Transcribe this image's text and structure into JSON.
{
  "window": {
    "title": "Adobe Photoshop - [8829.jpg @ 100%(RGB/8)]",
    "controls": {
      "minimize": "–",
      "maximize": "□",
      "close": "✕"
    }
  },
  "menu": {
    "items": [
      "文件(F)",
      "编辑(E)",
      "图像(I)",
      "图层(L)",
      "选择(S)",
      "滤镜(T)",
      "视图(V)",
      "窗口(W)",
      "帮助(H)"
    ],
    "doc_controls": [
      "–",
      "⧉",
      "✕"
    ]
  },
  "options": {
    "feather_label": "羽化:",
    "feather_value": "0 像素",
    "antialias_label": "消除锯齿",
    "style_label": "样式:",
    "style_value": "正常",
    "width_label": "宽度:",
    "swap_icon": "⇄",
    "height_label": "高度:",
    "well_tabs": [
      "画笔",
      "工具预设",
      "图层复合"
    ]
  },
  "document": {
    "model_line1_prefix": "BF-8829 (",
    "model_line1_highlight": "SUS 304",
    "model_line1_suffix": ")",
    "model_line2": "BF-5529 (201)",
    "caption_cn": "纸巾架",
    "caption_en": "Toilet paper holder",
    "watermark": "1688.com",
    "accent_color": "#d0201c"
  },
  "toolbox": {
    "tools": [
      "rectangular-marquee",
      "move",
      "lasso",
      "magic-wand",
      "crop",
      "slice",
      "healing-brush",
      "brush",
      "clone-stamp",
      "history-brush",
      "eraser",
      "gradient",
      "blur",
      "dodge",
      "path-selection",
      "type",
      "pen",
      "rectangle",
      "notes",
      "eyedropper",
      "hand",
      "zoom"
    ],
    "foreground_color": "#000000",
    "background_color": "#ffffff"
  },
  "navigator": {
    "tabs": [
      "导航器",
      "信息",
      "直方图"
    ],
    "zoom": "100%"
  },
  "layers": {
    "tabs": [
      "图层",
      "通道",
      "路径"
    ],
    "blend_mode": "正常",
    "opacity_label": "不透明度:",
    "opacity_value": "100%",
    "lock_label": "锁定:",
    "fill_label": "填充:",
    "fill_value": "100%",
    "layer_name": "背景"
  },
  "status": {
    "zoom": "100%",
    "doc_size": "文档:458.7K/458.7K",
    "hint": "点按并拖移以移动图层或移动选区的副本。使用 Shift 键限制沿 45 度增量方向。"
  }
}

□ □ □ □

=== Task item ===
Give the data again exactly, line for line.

=== Final answer ===
Transcribe this image's text and structure into JSON.
{
  "window": {
    "title": "Adobe Photoshop - [8829.jpg @ 100%(RGB/8)]",
    "controls": {
      "minimize": "–",
      "maximize": "□",
      "close": "✕"
    }
  },
  "menu": {
    "items": [
      "文件(F)",
      "编辑(E)",
      "图像(I)",
      "图层(L)",
      "选择(S)",
      "滤镜(T)",
      "视图(V)",
      "窗口(W)",
      "帮助(H)"
    ],
    "doc_controls": [
      "–",
      "⧉",
      "✕"
    ]
  },
  "options": {
    "feather_label": "羽化:",
    "feather_value": "0 像素",
    "antialias_label": "消除锯齿",
    "style_label": "样式:",
    "style_value": "正常",
    "width_label": "宽度:",
    "swap_icon": "⇄",
    "height_label": "高度:",
    "well_tabs": [
      "画笔",
      "工具预设",
      "图层复合"
    ]
  },
  "document": {
    "model_line1_prefix": "BF-8829 (",
    "model_line1_highlight": "SUS 304",
    "model_line1_suffix": ")",
    "model_line2": "BF-5529 (201)",
    "caption_cn": "纸巾架",
    "caption_en": "Toilet paper holder",
    "watermark": "1688.com",
    "accent_color": "#d0201c"
  },
  "toolbox": {
    "tools": [
      "rectangular-marquee",
      "move",
      "lasso",
      "magic-wand",
      "crop",
      "slice",
      "healing-brush",
      "brush",
      "clone-stamp",
      "history-brush",
      "eraser",
      "gradient",
      "blur",
      "dodge",
      "path-selection",
      "type",
      "pen",
      "rectangle",
      "notes",
      "eyedropper",
      "hand",
      "zoom"
    ],
    "foreground_color": "#000000",
    "background_color": "#ffffff"
  },
  "navigator": {
    "tabs": [
      "导航器",
      "信息",
      "直方图"
    ],
    "zoom": "100%"
  },
  "layers": {
    "tabs": [
      "图层",
      "通道",
      "路径"
    ],
    "blend_mode": "正常",
    "opacity_label": "不透明度:",
    "opacity_value": "100%",
    "lock_label": "锁定:",
    "fill_label": "填充:",
    "fill_value": "100%",
    "layer_name": "背景"
  },
  "status": {
    "zoom": "100%",
    "doc_size": "文档:458.7K/458.7K",
    "hint": "点按并拖移以移动图层或移动选区的副本。使用 Shift 键限制沿 45 度增量方向。"
  }
}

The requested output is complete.